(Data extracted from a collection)
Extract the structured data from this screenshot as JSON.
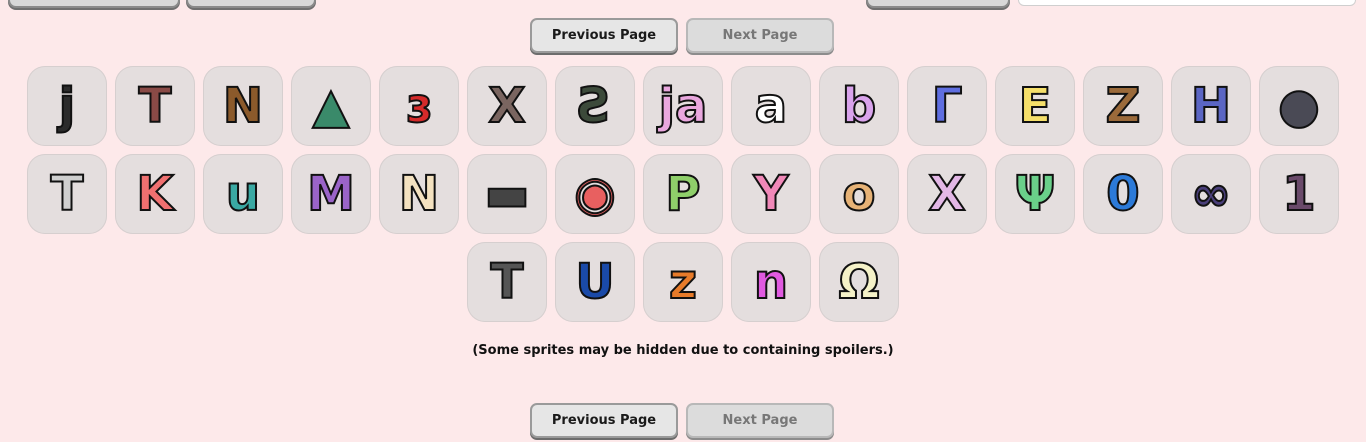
{
  "pagination": {
    "previous_label": "Previous Page",
    "next_label": "Next Page"
  },
  "sprites": [
    [
      {
        "icon": "letter-j-sprite",
        "glyph": "j",
        "fill": "#2b2b2b"
      },
      {
        "icon": "letter-t-sprite",
        "glyph": "T",
        "fill": "#8a4a46"
      },
      {
        "icon": "letter-n-sprite",
        "glyph": "N",
        "fill": "#8b5a2b"
      },
      {
        "icon": "triangle-sprite",
        "glyph": "▲",
        "fill": "#3a8a6a"
      },
      {
        "icon": "letter-3-sprite",
        "glyph": "ɜ",
        "fill": "#d42a2a"
      },
      {
        "icon": "letter-x-sprite",
        "glyph": "X",
        "fill": "#7a6560"
      },
      {
        "icon": "letter-ezh-sprite",
        "glyph": "Ƨ",
        "fill": "#3c4a3a"
      },
      {
        "icon": "letter-ja-sprite",
        "glyph": "ja",
        "fill": "#e9a7de"
      },
      {
        "icon": "letter-a-sprite",
        "glyph": "a",
        "fill": "#ffffff"
      },
      {
        "icon": "letter-b-sprite",
        "glyph": "b",
        "fill": "#d9a3ec"
      },
      {
        "icon": "letter-gamma-sprite",
        "glyph": "Γ",
        "fill": "#5f6ee0"
      },
      {
        "icon": "letter-e-sprite",
        "glyph": "E",
        "fill": "#f5df6a"
      },
      {
        "icon": "letter-z-sprite",
        "glyph": "Z",
        "fill": "#9b6a3a"
      },
      {
        "icon": "letter-h-sprite",
        "glyph": "H",
        "fill": "#5b66c4"
      },
      {
        "icon": "orb-sprite",
        "glyph": "●",
        "fill": "#4a4a55"
      }
    ],
    [
      {
        "icon": "letter-t-box-sprite",
        "glyph": "T",
        "fill": "#cfcfcf"
      },
      {
        "icon": "letter-k-sprite",
        "glyph": "K",
        "fill": "#f07070"
      },
      {
        "icon": "letter-u-sprite",
        "glyph": "u",
        "fill": "#3aa9a3"
      },
      {
        "icon": "letter-m-sprite",
        "glyph": "M",
        "fill": "#9a64c8"
      },
      {
        "icon": "letter-n-bandage-sprite",
        "glyph": "N",
        "fill": "#f4e2c0"
      },
      {
        "icon": "monster-mouth-sprite",
        "glyph": "▬",
        "fill": "#444444"
      },
      {
        "icon": "eyes-sprite",
        "glyph": "◉",
        "fill": "#e86060"
      },
      {
        "icon": "letter-p-sprite",
        "glyph": "P",
        "fill": "#8fcf6a"
      },
      {
        "icon": "letter-y-sprite",
        "glyph": "Y",
        "fill": "#f088b8"
      },
      {
        "icon": "letter-o-sprite",
        "glyph": "o",
        "fill": "#e6b276"
      },
      {
        "icon": "letter-x-pink-sprite",
        "glyph": "X",
        "fill": "#e3b7e6"
      },
      {
        "icon": "letter-psi-sprite",
        "glyph": "Ψ",
        "fill": "#6ad08a"
      },
      {
        "icon": "letter-0-sprite",
        "glyph": "0",
        "fill": "#2c7ad8"
      },
      {
        "icon": "caterpillar-sprite",
        "glyph": "∞",
        "fill": "#4a3f7a"
      },
      {
        "icon": "letter-1-sprite",
        "glyph": "1",
        "fill": "#6a4a6a"
      }
    ],
    [
      {
        "icon": "hammer-sprite",
        "glyph": "T",
        "fill": "#555555"
      },
      {
        "icon": "letter-u-blue-sprite",
        "glyph": "U",
        "fill": "#1a4aa8"
      },
      {
        "icon": "ant-sprite",
        "glyph": "z",
        "fill": "#e77b2a"
      },
      {
        "icon": "letter-n-magenta-sprite",
        "glyph": "n",
        "fill": "#e05ae0"
      },
      {
        "icon": "letter-omega-sprite",
        "glyph": "Ω",
        "fill": "#f5f2c8"
      }
    ]
  ],
  "spoiler_note": "(Some sprites may be hidden due to containing spoilers.)"
}
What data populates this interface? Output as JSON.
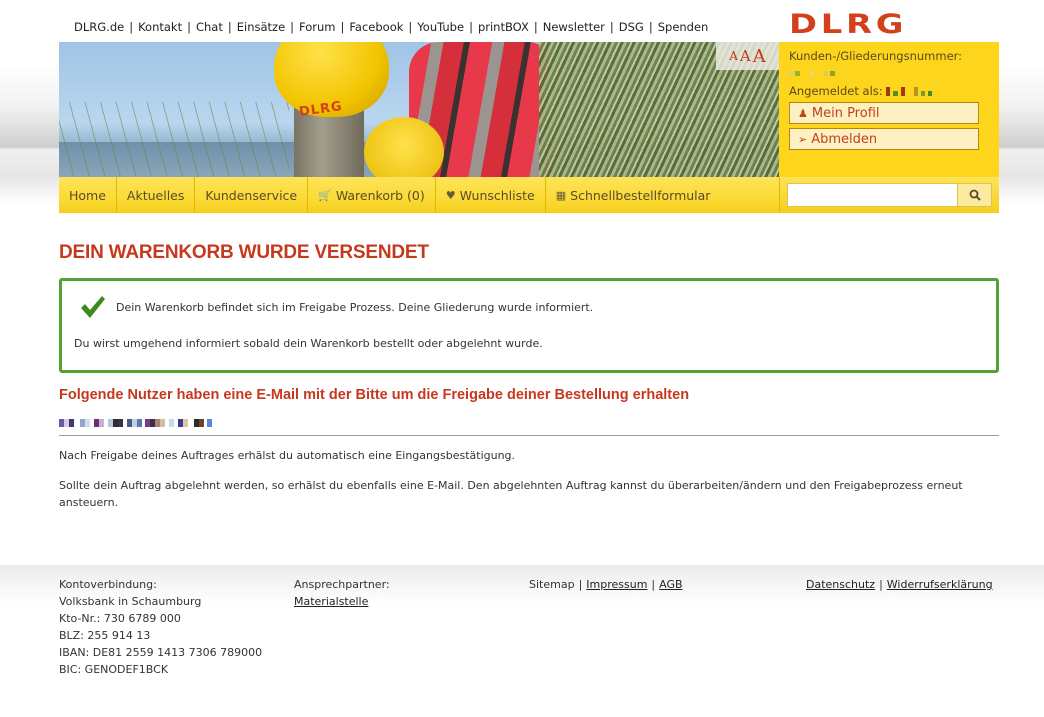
{
  "top_links": [
    "DLRG.de",
    "Kontakt",
    "Chat",
    "Einsätze",
    "Forum",
    "Facebook",
    "YouTube",
    "printBOX",
    "Newsletter",
    "DSG",
    "Spenden"
  ],
  "logo_text": "DLRG",
  "banner": {
    "helmet_text": "DLRG",
    "font_size_controls": [
      "A",
      "A",
      "A"
    ]
  },
  "account": {
    "customer_number_label": "Kunden-/Gliederungsnummer:",
    "customer_number_value": "[redacted]",
    "logged_in_label": "Angemeldet als:",
    "logged_in_value": "[redacted]",
    "profile_button": "Mein Profil",
    "logout_button": "Abmelden"
  },
  "nav": {
    "items": [
      {
        "label": "Home",
        "icon": ""
      },
      {
        "label": "Aktuelles",
        "icon": ""
      },
      {
        "label": "Kundenservice",
        "icon": ""
      },
      {
        "label": "Warenkorb (0)",
        "icon": "cart-icon"
      },
      {
        "label": "Wunschliste",
        "icon": "heart-icon"
      },
      {
        "label": "Schnellbestellformular",
        "icon": "table-icon"
      }
    ],
    "search_placeholder": "",
    "search_value": ""
  },
  "main": {
    "title": "DEIN WARENKORB WURDE VERSENDET",
    "success_line1": "Dein Warenkorb befindet sich im Freigabe Prozess. Deine Gliederung wurde informiert.",
    "success_line2": "Du wirst umgehend informiert sobald dein Warenkorb bestellt oder abgelehnt wurde.",
    "users_heading": "Folgende Nutzer haben eine E-Mail mit der Bitte um die Freigabe deiner Bestellung erhalten",
    "users_value": "[redacted]",
    "paragraph1": "Nach Freigabe deines Auftrages erhälst du automatisch eine Eingangsbestätigung.",
    "paragraph2": "Sollte dein Auftrag abgelehnt werden, so erhälst du ebenfalls eine E-Mail. Den abgelehnten Auftrag kannst du überarbeiten/ändern und den Freigabeprozess erneut ansteuern."
  },
  "colors": {
    "accent": "#c6391e",
    "yellow": "#fdd51c",
    "success": "#55a03a"
  },
  "footer": {
    "bank": {
      "label": "Kontoverbindung:",
      "lines": [
        "Volksbank in Schaumburg",
        "Kto-Nr.: 730 6789 000",
        "BLZ: 255 914 13",
        "IBAN: DE81 2559 1413 7306 789000",
        "BIC: GENODEF1BCK"
      ]
    },
    "contact": {
      "label": "Ansprechpartner:",
      "link": "Materialstelle"
    },
    "middle_links": {
      "sitemap": "Sitemap",
      "impressum": "Impressum",
      "agb": "AGB"
    },
    "right_links": {
      "datenschutz": "Datenschutz",
      "widerruf": "Widerrufserklärung"
    },
    "separator": "|"
  }
}
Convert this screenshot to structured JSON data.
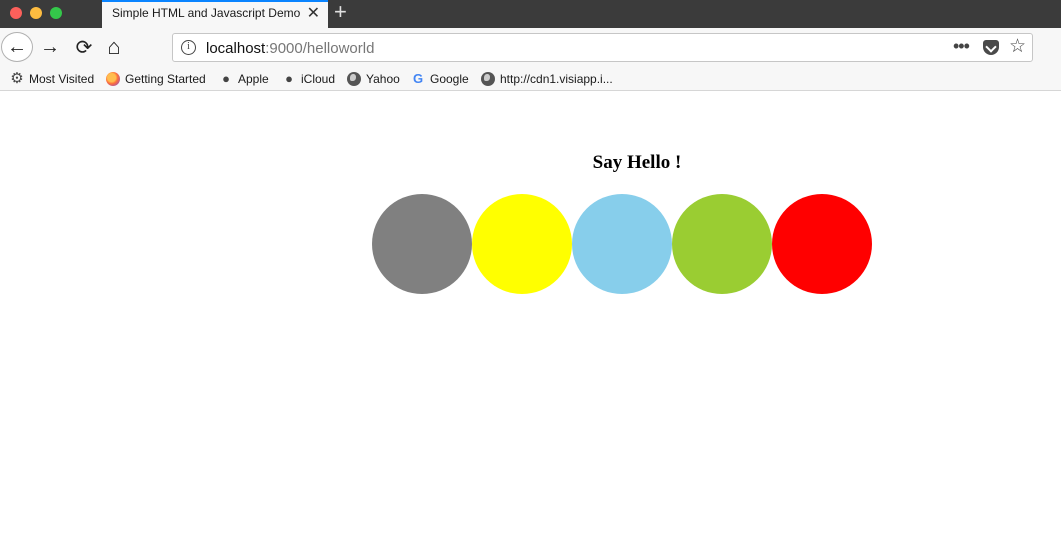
{
  "browser": {
    "tab": {
      "title": "Simple HTML and Javascript Demo",
      "close_glyph": "✕"
    },
    "new_tab_glyph": "+",
    "nav": {
      "back_glyph": "←",
      "forward_glyph": "→",
      "reload_glyph": "⟳",
      "home_glyph": "⌂"
    },
    "url": {
      "info_glyph": "i",
      "host": "localhost",
      "path": ":9000/helloworld",
      "more_glyph": "•••",
      "star_glyph": "☆"
    },
    "bookmarks": [
      {
        "label": "Most Visited",
        "icon": "gear-icon",
        "glyph": "⚙"
      },
      {
        "label": "Getting Started",
        "icon": "firefox-icon",
        "glyph": ""
      },
      {
        "label": "Apple",
        "icon": "apple-icon",
        "glyph": ""
      },
      {
        "label": "iCloud",
        "icon": "apple-icon",
        "glyph": ""
      },
      {
        "label": "Yahoo",
        "icon": "globe-icon",
        "glyph": ""
      },
      {
        "label": "Google",
        "icon": "google-icon",
        "glyph": "G"
      },
      {
        "label": "http://cdn1.visiapp.i...",
        "icon": "globe-icon",
        "glyph": ""
      }
    ]
  },
  "page": {
    "heading": "Say Hello !",
    "circles": [
      {
        "color": "#808080"
      },
      {
        "color": "#ffff00"
      },
      {
        "color": "#87ceeb"
      },
      {
        "color": "#9acd32"
      },
      {
        "color": "#ff0000"
      }
    ]
  }
}
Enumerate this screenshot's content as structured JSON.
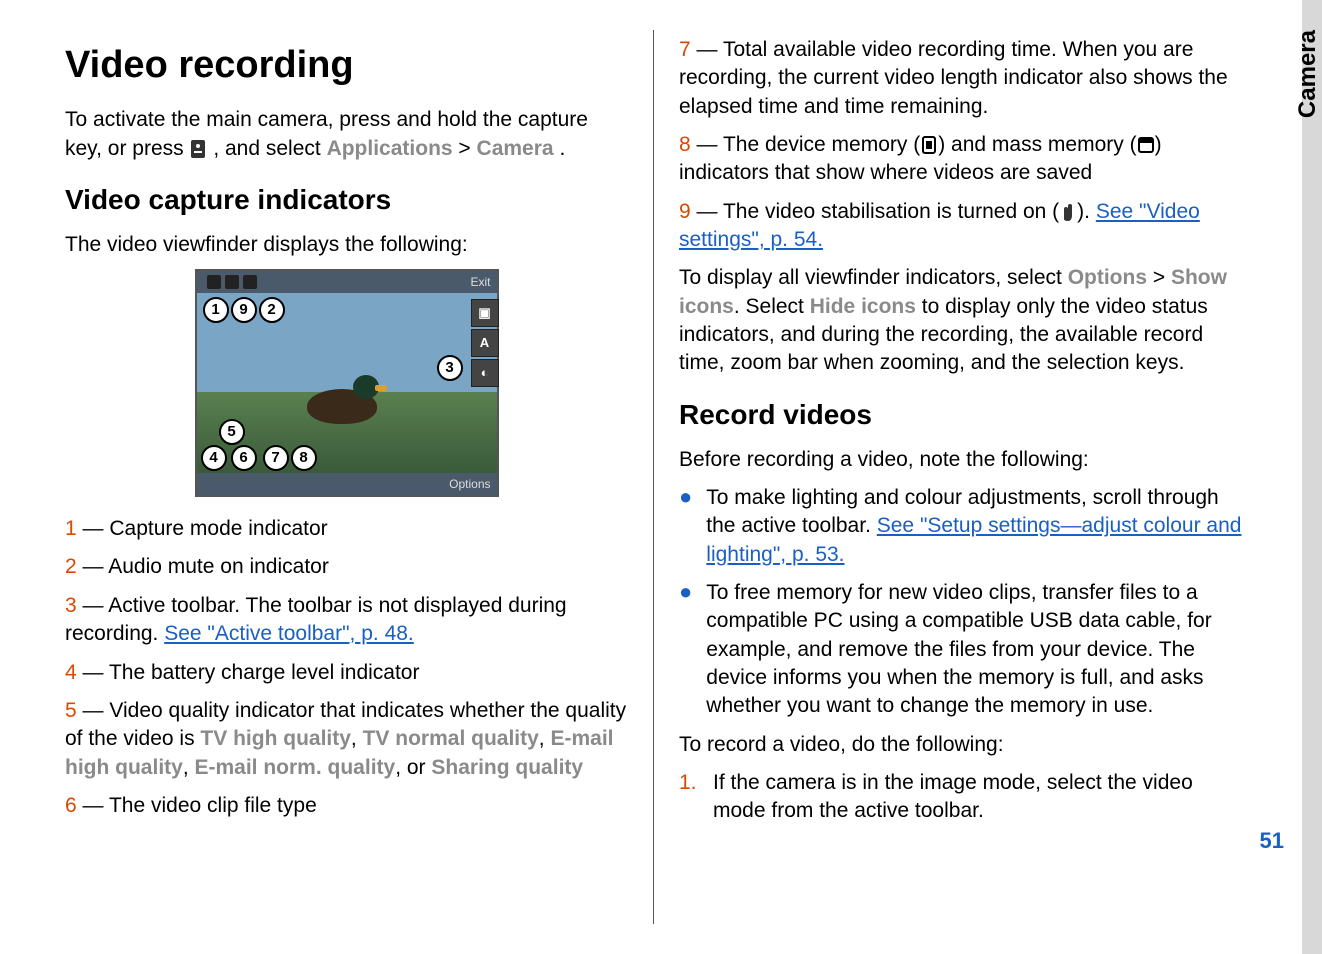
{
  "side_tab": "Camera",
  "page_number": "51",
  "left": {
    "h1": "Video recording",
    "intro_a": "To activate the main camera, press and hold the capture key, or press ",
    "intro_b": " , and select ",
    "intro_app": "Applications",
    "intro_sep": "  > ",
    "intro_cam": "Camera",
    "intro_period": ".",
    "h2": "Video capture indicators",
    "vf_intro": "The video viewfinder displays the following:",
    "screenshot": {
      "exit": "Exit",
      "options": "Options",
      "side": {
        "a": "A"
      }
    },
    "items": {
      "i1n": "1",
      "i1t": " — Capture mode indicator",
      "i2n": "2",
      "i2t": " — Audio mute on indicator",
      "i3n": "3",
      "i3a": " — Active toolbar. The toolbar is not displayed during recording. ",
      "i3link": "See \"Active toolbar\", p. 48.",
      "i4n": "4",
      "i4t": " — The battery charge level indicator",
      "i5n": "5",
      "i5a": " — Video quality indicator that indicates whether the quality of the video is ",
      "i5b": "TV high quality",
      "i5s1": ", ",
      "i5c": "TV normal quality",
      "i5s2": ", ",
      "i5d": "E-mail high quality",
      "i5s3": ", ",
      "i5e": "E-mail norm. quality",
      "i5s4": ", or ",
      "i5f": "Sharing quality",
      "i6n": "6",
      "i6t": " — The video clip file type"
    }
  },
  "right": {
    "i7n": "7",
    "i7t": " — Total available video recording time. When you are recording, the current video length indicator also shows the elapsed time and time remaining.",
    "i8n": "8",
    "i8a": " — The device memory (",
    "i8b": ") and mass memory (",
    "i8c": ") indicators that show where videos are saved",
    "i9n": "9",
    "i9a": " — The video stabilisation is turned on (",
    "i9b": "). ",
    "i9link": "See \"Video settings\", p. 54.",
    "para1a": "To display all viewfinder indicators, select ",
    "para1b": "Options",
    "para1c": "  > ",
    "para1d": "Show icons",
    "para1e": ". Select ",
    "para1f": "Hide icons",
    "para1g": " to display only the video status indicators, and during the recording, the available record time, zoom bar when zooming, and the selection keys.",
    "h2": "Record videos",
    "pre": "Before recording a video, note the following:",
    "b1a": "To make lighting and colour adjustments, scroll through the active toolbar. ",
    "b1link": "See \"Setup settings—adjust colour and lighting\", p. 53.",
    "b2": "To free memory for new video clips, transfer files to a compatible PC using a compatible USB data cable, for example, and remove the files from your device. The device informs you when the memory is full, and asks whether you want to change the memory in use.",
    "rec_intro": "To record a video, do the following:",
    "step1n": "1.",
    "step1": "If the camera is in the image mode, select the video mode from the active toolbar."
  }
}
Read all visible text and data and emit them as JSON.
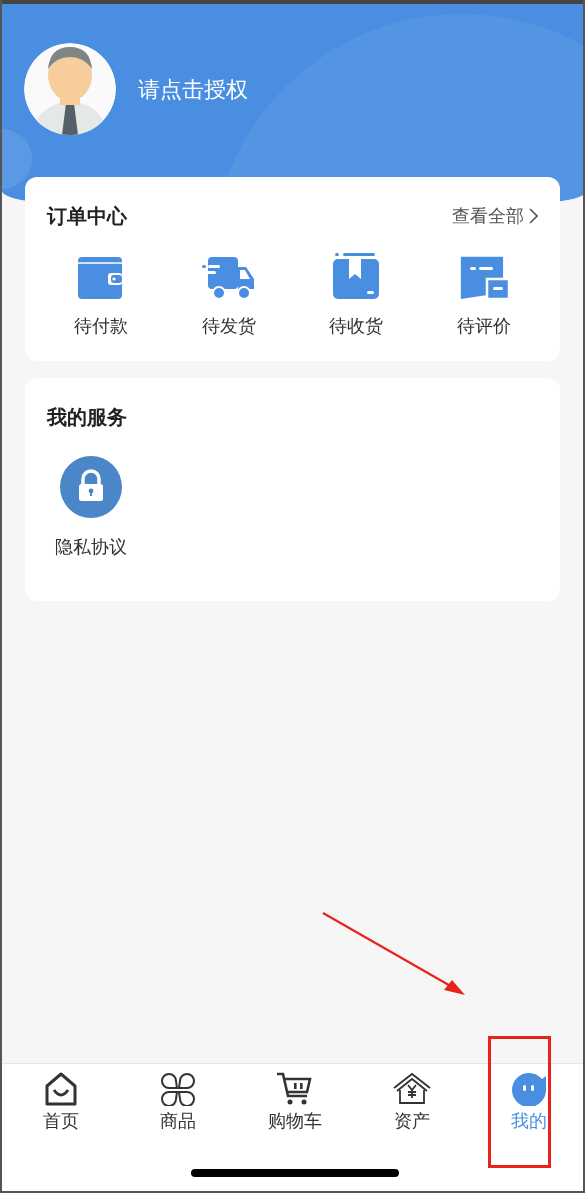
{
  "profile": {
    "prompt": "请点击授权"
  },
  "order_center": {
    "title": "订单中心",
    "view_all": "查看全部",
    "items": [
      {
        "kind": "wallet",
        "label": "待付款"
      },
      {
        "kind": "truck",
        "label": "待发货"
      },
      {
        "kind": "box",
        "label": "待收货"
      },
      {
        "kind": "chat",
        "label": "待评价"
      }
    ]
  },
  "services": {
    "title": "我的服务",
    "items": [
      {
        "kind": "lock",
        "label": "隐私协议"
      }
    ]
  },
  "tab_bar": [
    {
      "kind": "home",
      "label": "首页",
      "selected": false,
      "highlighted": false
    },
    {
      "kind": "clover",
      "label": "商品",
      "selected": false,
      "highlighted": false
    },
    {
      "kind": "cart",
      "label": "购物车",
      "selected": false,
      "highlighted": false
    },
    {
      "kind": "assets",
      "label": "资产",
      "selected": false,
      "highlighted": false
    },
    {
      "kind": "me",
      "label": "我的",
      "selected": true,
      "highlighted": true
    }
  ],
  "annotations": [
    {
      "kind": "arrow"
    }
  ]
}
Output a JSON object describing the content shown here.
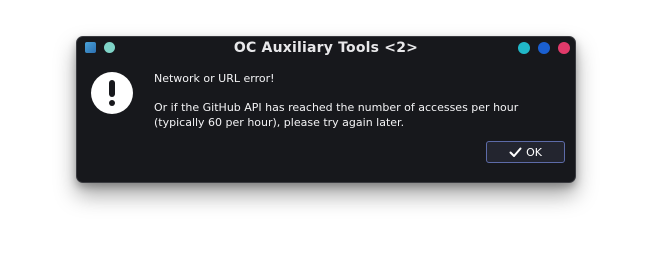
{
  "window": {
    "title": "OC Auxiliary Tools <2>",
    "controls": {
      "minimize_color": "#21b8c8",
      "maximize_color": "#1a5fd0",
      "close_color": "#e23a6a"
    }
  },
  "dialog": {
    "icon": "exclamation-icon",
    "message_line1": "Network or URL error!",
    "message_line2": "Or if the GitHub API has reached the number of accesses per hour (typically 60 per hour), please try again later.",
    "ok_label": "OK",
    "ok_icon": "check-icon"
  }
}
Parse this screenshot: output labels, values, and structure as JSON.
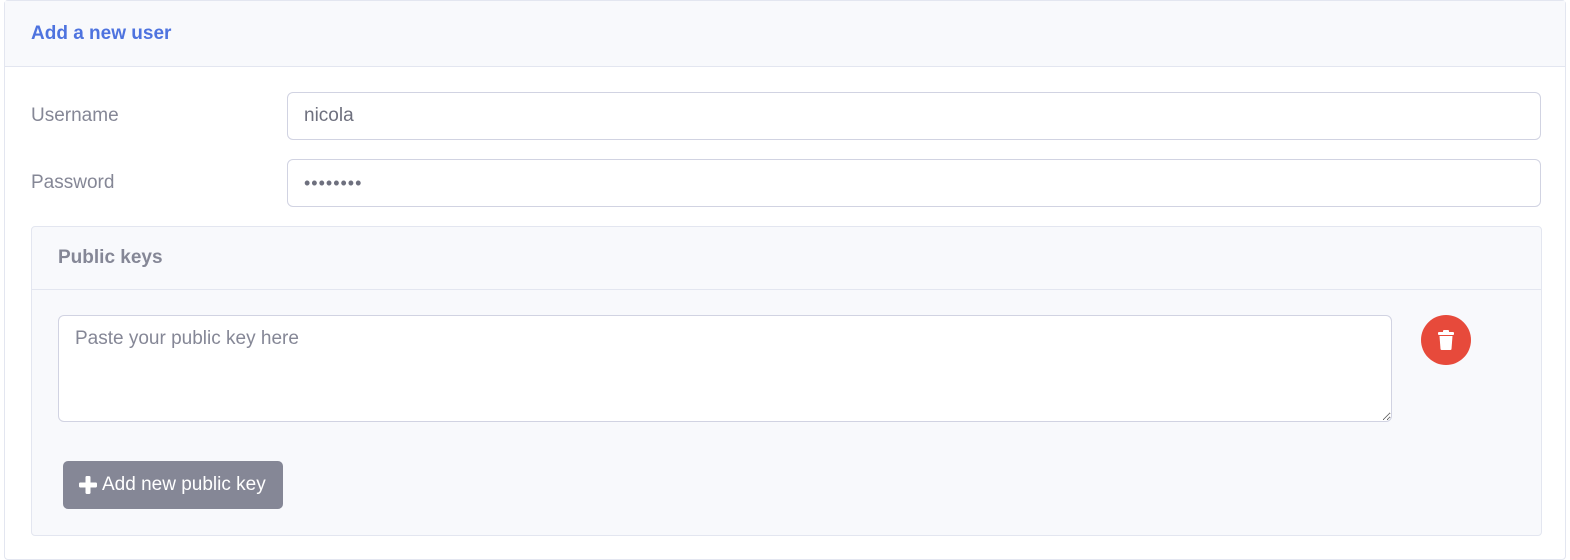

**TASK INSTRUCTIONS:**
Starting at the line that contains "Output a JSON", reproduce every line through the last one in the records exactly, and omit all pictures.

**ANSWER SECTION:**
Output a JSON object describing the content shown here.
{
  "window": {
    "title": "OC Auxiliary Tools <2>",
    "controls": {
      "minimize_color": "#21b8c8",
      "maximize_color": "#1a5fd0",
      "close_color": "#e23a6a"
    }
  },
  "dialog": {
    "icon": "exclamation-icon",
    "message_line1": "Network or URL error!",
    "message_line2": "Or if the GitHub API has reached the number of accesses per hour (typically 60 per hour), please try again later.",
    "ok_label": "OK",
    "ok_icon": "check-icon"
  }
}
Parse this screenshot: output labels, values, and structure as JSON.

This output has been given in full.